### INFORMATION GIVEN
#####

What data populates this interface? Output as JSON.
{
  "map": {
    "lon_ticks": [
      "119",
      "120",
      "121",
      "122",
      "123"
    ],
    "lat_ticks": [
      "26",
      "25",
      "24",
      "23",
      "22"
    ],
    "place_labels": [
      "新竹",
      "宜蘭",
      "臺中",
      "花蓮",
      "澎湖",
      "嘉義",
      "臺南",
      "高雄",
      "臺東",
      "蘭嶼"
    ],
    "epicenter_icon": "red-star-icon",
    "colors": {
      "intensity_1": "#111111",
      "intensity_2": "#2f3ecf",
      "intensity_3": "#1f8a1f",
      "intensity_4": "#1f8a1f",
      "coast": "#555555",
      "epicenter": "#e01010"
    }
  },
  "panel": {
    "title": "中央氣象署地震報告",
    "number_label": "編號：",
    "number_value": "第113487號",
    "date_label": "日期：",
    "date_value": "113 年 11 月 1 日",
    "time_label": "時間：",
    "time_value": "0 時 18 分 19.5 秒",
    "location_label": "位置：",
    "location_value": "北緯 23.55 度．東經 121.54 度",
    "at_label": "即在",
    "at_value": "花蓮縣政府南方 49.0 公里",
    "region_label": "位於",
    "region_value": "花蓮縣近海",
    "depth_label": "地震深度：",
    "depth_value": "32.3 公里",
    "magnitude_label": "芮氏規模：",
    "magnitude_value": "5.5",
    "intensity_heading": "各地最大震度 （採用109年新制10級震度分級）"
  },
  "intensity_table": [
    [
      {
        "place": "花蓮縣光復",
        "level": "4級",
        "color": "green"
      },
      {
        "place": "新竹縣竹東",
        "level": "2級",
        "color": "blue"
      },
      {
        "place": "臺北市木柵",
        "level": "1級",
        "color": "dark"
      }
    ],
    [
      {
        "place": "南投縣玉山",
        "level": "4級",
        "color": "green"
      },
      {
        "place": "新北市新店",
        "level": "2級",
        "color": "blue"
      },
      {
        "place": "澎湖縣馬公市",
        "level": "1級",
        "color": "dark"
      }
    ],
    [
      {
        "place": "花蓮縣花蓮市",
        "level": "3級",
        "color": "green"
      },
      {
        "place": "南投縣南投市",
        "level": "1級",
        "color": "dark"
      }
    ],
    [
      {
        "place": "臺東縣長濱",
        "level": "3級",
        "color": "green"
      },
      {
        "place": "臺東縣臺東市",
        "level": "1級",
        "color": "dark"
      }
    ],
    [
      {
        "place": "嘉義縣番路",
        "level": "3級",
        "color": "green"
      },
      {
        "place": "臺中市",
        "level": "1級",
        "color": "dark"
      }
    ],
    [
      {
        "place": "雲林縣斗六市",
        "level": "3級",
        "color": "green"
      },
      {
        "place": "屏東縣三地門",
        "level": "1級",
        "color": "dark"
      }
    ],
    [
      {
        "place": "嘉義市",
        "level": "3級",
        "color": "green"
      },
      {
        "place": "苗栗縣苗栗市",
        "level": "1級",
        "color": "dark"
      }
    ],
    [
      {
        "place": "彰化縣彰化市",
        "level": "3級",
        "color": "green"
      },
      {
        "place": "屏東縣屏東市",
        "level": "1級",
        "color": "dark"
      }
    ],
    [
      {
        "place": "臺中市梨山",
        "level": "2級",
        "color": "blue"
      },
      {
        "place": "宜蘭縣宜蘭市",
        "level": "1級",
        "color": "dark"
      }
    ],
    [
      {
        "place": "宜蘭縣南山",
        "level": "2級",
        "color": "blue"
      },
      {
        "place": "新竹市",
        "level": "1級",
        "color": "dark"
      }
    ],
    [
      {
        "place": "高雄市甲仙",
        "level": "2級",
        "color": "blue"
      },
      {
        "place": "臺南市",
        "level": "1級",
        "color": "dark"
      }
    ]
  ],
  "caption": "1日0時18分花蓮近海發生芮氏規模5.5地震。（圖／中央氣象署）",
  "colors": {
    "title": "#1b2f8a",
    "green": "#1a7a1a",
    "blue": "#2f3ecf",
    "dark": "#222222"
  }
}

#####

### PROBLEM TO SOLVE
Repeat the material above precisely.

### ANSWER SECTION
What data populates this interface? Output as JSON.
{
  "map": {
    "lon_ticks": [
      "119",
      "120",
      "121",
      "122",
      "123"
    ],
    "lat_ticks": [
      "26",
      "25",
      "24",
      "23",
      "22"
    ],
    "place_labels": [
      "新竹",
      "宜蘭",
      "臺中",
      "花蓮",
      "澎湖",
      "嘉義",
      "臺南",
      "高雄",
      "臺東",
      "蘭嶼"
    ],
    "epicenter_icon": "red-star-icon",
    "colors": {
      "intensity_1": "#111111",
      "intensity_2": "#2f3ecf",
      "intensity_3": "#1f8a1f",
      "intensity_4": "#1f8a1f",
      "coast": "#555555",
      "epicenter": "#e01010"
    }
  },
  "panel": {
    "title": "中央氣象署地震報告",
    "number_label": "編號：",
    "number_value": "第113487號",
    "date_label": "日期：",
    "date_value": "113 年 11 月 1 日",
    "time_label": "時間：",
    "time_value": "0 時 18 分 19.5 秒",
    "location_label": "位置：",
    "location_value": "北緯 23.55 度．東經 121.54 度",
    "at_label": "即在",
    "at_value": "花蓮縣政府南方 49.0 公里",
    "region_label": "位於",
    "region_value": "花蓮縣近海",
    "depth_label": "地震深度：",
    "depth_value": "32.3 公里",
    "magnitude_label": "芮氏規模：",
    "magnitude_value": "5.5",
    "intensity_heading": "各地最大震度 （採用109年新制10級震度分級）"
  },
  "intensity_table": [
    [
      {
        "place": "花蓮縣光復",
        "level": "4級",
        "color": "green"
      },
      {
        "place": "新竹縣竹東",
        "level": "2級",
        "color": "blue"
      },
      {
        "place": "臺北市木柵",
        "level": "1級",
        "color": "dark"
      }
    ],
    [
      {
        "place": "南投縣玉山",
        "level": "4級",
        "color": "green"
      },
      {
        "place": "新北市新店",
        "level": "2級",
        "color": "blue"
      },
      {
        "place": "澎湖縣馬公市",
        "level": "1級",
        "color": "dark"
      }
    ],
    [
      {
        "place": "花蓮縣花蓮市",
        "level": "3級",
        "color": "green"
      },
      {
        "place": "南投縣南投市",
        "level": "1級",
        "color": "dark"
      }
    ],
    [
      {
        "place": "臺東縣長濱",
        "level": "3級",
        "color": "green"
      },
      {
        "place": "臺東縣臺東市",
        "level": "1級",
        "color": "dark"
      }
    ],
    [
      {
        "place": "嘉義縣番路",
        "level": "3級",
        "color": "green"
      },
      {
        "place": "臺中市",
        "level": "1級",
        "color": "dark"
      }
    ],
    [
      {
        "place": "雲林縣斗六市",
        "level": "3級",
        "color": "green"
      },
      {
        "place": "屏東縣三地門",
        "level": "1級",
        "color": "dark"
      }
    ],
    [
      {
        "place": "嘉義市",
        "level": "3級",
        "color": "green"
      },
      {
        "place": "苗栗縣苗栗市",
        "level": "1級",
        "color": "dark"
      }
    ],
    [
      {
        "place": "彰化縣彰化市",
        "level": "3級",
        "color": "green"
      },
      {
        "place": "屏東縣屏東市",
        "level": "1級",
        "color": "dark"
      }
    ],
    [
      {
        "place": "臺中市梨山",
        "level": "2級",
        "color": "blue"
      },
      {
        "place": "宜蘭縣宜蘭市",
        "level": "1級",
        "color": "dark"
      }
    ],
    [
      {
        "place": "宜蘭縣南山",
        "level": "2級",
        "color": "blue"
      },
      {
        "place": "新竹市",
        "level": "1級",
        "color": "dark"
      }
    ],
    [
      {
        "place": "高雄市甲仙",
        "level": "2級",
        "color": "blue"
      },
      {
        "place": "臺南市",
        "level": "1級",
        "color": "dark"
      }
    ]
  ],
  "caption": "1日0時18分花蓮近海發生芮氏規模5.5地震。（圖／中央氣象署）",
  "colors": {
    "title": "#1b2f8a",
    "green": "#1a7a1a",
    "blue": "#2f3ecf",
    "dark": "#222222"
  }
}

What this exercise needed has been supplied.